It can often be a time-consuming venture, which might or might not yield a return on investment.
You want your prospect to feel confident you know about them and their industry. You also want them to understand more about how you think and be able to see it a way that is applicable to them. However, you don’t want to give it all away for free.
Successful PR proposal development is an art and a science. Even if you get that fine balance of it just right, you might sabotage your work by making one of these avoidable mistakes.
1. Being passive
There are many reasons to not use passive voice in your PR proposals.
It’s wordy, less clear and ambiguous, but moreover, it doesn’t show confidence. Passive voice is called such because the subject lets something be done to it versus doing it actively. It takes the subject out of the driver’s seat.
Is that the type of impression you want your PR proposal to project?

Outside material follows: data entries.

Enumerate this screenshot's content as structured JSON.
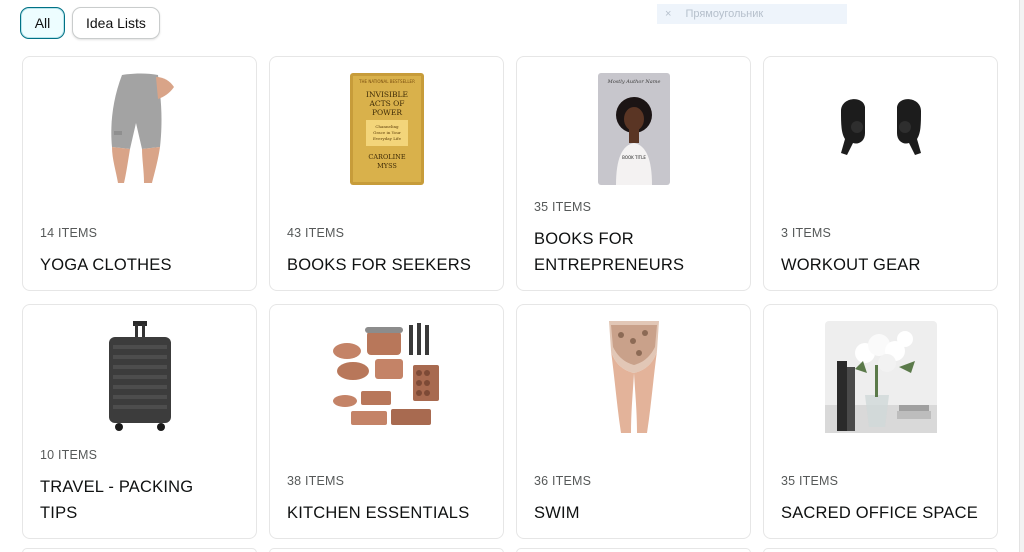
{
  "tabs": [
    {
      "label": "All",
      "active": true
    },
    {
      "label": "Idea Lists",
      "active": false
    }
  ],
  "overlay": {
    "text": "Прямоугольник"
  },
  "lists": [
    {
      "count": "14 ITEMS",
      "title": "YOGA CLOTHES",
      "icon": "yoga-shorts-image"
    },
    {
      "count": "43 ITEMS",
      "title": "BOOKS FOR SEEKERS",
      "icon": "book-cover-image",
      "book": {
        "top": "THE NATIONAL BESTSELLER",
        "title": "INVISIBLE ACTS OF POWER",
        "subtitle": "Channeling Grace in Your Everyday Life",
        "author": "CAROLINE MYSS"
      }
    },
    {
      "count": "35 ITEMS",
      "title": "BOOKS FOR ENTREPRENEURS",
      "icon": "book-portrait-image"
    },
    {
      "count": "3 ITEMS",
      "title": "WORKOUT GEAR",
      "icon": "earbuds-image"
    },
    {
      "count": "10 ITEMS",
      "title": "TRAVEL - PACKING TIPS",
      "icon": "suitcase-image"
    },
    {
      "count": "38 ITEMS",
      "title": "KITCHEN ESSENTIALS",
      "icon": "cookware-image"
    },
    {
      "count": "36 ITEMS",
      "title": "SWIM",
      "icon": "swim-bottom-image"
    },
    {
      "count": "35 ITEMS",
      "title": "SACRED OFFICE SPACE",
      "icon": "office-decor-image"
    }
  ]
}
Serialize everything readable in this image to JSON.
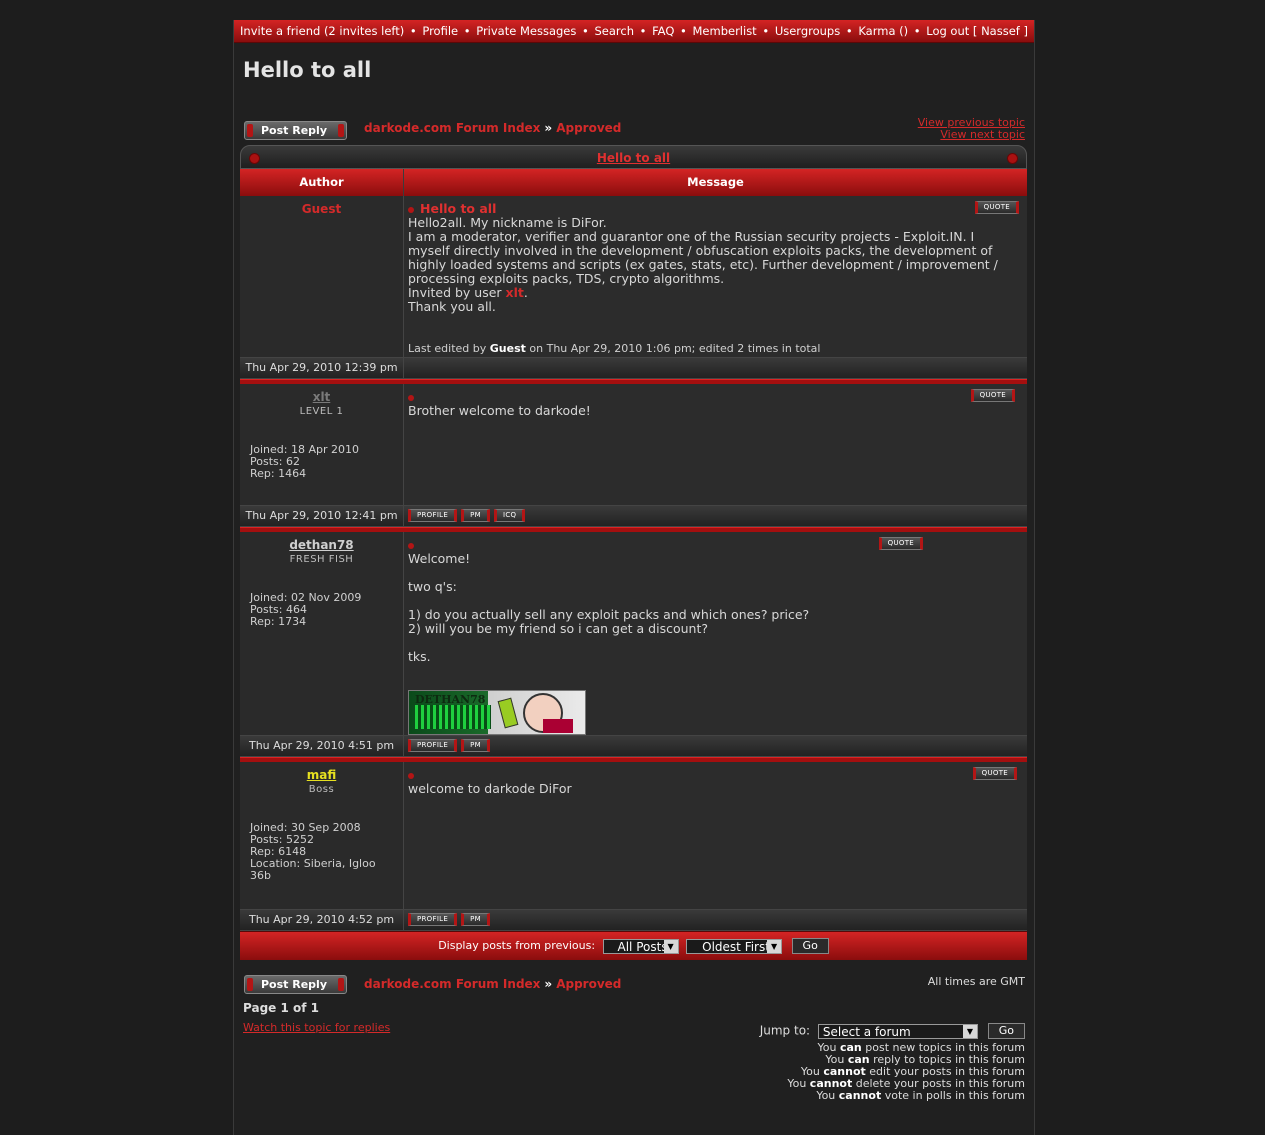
{
  "topnav": {
    "items": [
      "Invite a friend (2 invites left)",
      "Profile",
      "Private Messages",
      "Search",
      "FAQ",
      "Memberlist",
      "Usergroups",
      "Karma ()",
      "Log out"
    ],
    "separator": "•",
    "user": "[ Nassef ]"
  },
  "page_title": "Hello to all",
  "post_reply_label": "Post Reply",
  "breadcrumb": {
    "forum_index": "darkode.com Forum Index",
    "separator": "»",
    "forum": "Approved"
  },
  "topic_nav": {
    "prev": "View previous topic",
    "next": "View next topic"
  },
  "table": {
    "topic_title": "Hello to all",
    "col_author": "Author",
    "col_message": "Message"
  },
  "buttons": {
    "quote": "QUOTE",
    "profile": "PROFILE",
    "pm": "PM",
    "icq": "ICQ"
  },
  "posts": [
    {
      "author": "Guest",
      "author_color": "#d42a2a",
      "subject": "Hello to all",
      "body_lines": [
        "Hello2all. My nickname is DiFor.",
        "I am a moderator, verifier and guarantor one of the Russian security projects - Exploit.IN. I",
        "myself directly involved in the development / obfuscation exploits packs, the development of",
        "highly loaded systems and scripts (ex gates, stats, etc). Further development / improvement /",
        "processing exploits packs, TDS, crypto algorithms."
      ],
      "invited_prefix": "Invited by user ",
      "invited_user": "xlt",
      "invited_suffix": ".",
      "thanks": "Thank you all.",
      "edited_prefix": "Last edited by ",
      "edited_user": "Guest",
      "edited_suffix": " on Thu Apr 29, 2010 1:06 pm; edited 2 times in total",
      "date": "Thu Apr 29, 2010 12:39 pm"
    },
    {
      "author": "xlt",
      "author_color": "#7a7a7a",
      "rank": "LEVEL 1",
      "joined": "Joined: 18 Apr 2010",
      "posts": "Posts: 62",
      "rep": "Rep: 1464",
      "body": "Brother welcome to darkode!",
      "date": "Thu Apr 29, 2010 12:41 pm"
    },
    {
      "author": "dethan78",
      "author_color": "#cfcfcf",
      "rank": "FRESH FISH",
      "joined": "Joined: 02 Nov 2009",
      "posts": "Posts: 464",
      "rep": "Rep: 1734",
      "body_lines": [
        "Welcome!",
        "",
        "two q's:",
        "",
        "1) do you actually sell any exploit packs and which ones? price?",
        "2) will you be my friend so i can get a discount?",
        "",
        "tks."
      ],
      "signature_text": "DETHAN78",
      "date": "Thu Apr 29, 2010 4:51 pm"
    },
    {
      "author": "mafi",
      "author_color": "#e6e020",
      "rank": "Boss",
      "joined": "Joined: 30 Sep 2008",
      "posts": "Posts: 5252",
      "rep": "Rep: 6148",
      "location": "Location: Siberia, Igloo 36b",
      "body": "welcome to darkode DiFor",
      "date": "Thu Apr 29, 2010 4:52 pm"
    }
  ],
  "display_bar": {
    "label": "Display posts from previous:",
    "select_posts": "All Posts",
    "select_order": "Oldest First",
    "go": "Go"
  },
  "timezone": "All times are GMT",
  "page_of": "Page 1 of 1",
  "watch_topic": "Watch this topic for replies",
  "jump": {
    "label": "Jump to:",
    "select": "Select a forum",
    "go": "Go"
  },
  "permissions": [
    {
      "pre": "You ",
      "b": "can",
      "post": " post new topics in this forum"
    },
    {
      "pre": "You ",
      "b": "can",
      "post": " reply to topics in this forum"
    },
    {
      "pre": "You ",
      "b": "cannot",
      "post": " edit your posts in this forum"
    },
    {
      "pre": "You ",
      "b": "cannot",
      "post": " delete your posts in this forum"
    },
    {
      "pre": "You ",
      "b": "cannot",
      "post": " vote in polls in this forum"
    }
  ],
  "colors": {
    "accent_red": "#d42424",
    "link_red": "#d42a2a",
    "background": "#1d1d1d"
  }
}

Many PR pros use passive voice in proposals, and I think it’s because we often aren’t confident when we write proposals. We are unsure, nervous and maybe even desperate. We don’t feel we are in the driver’s seat.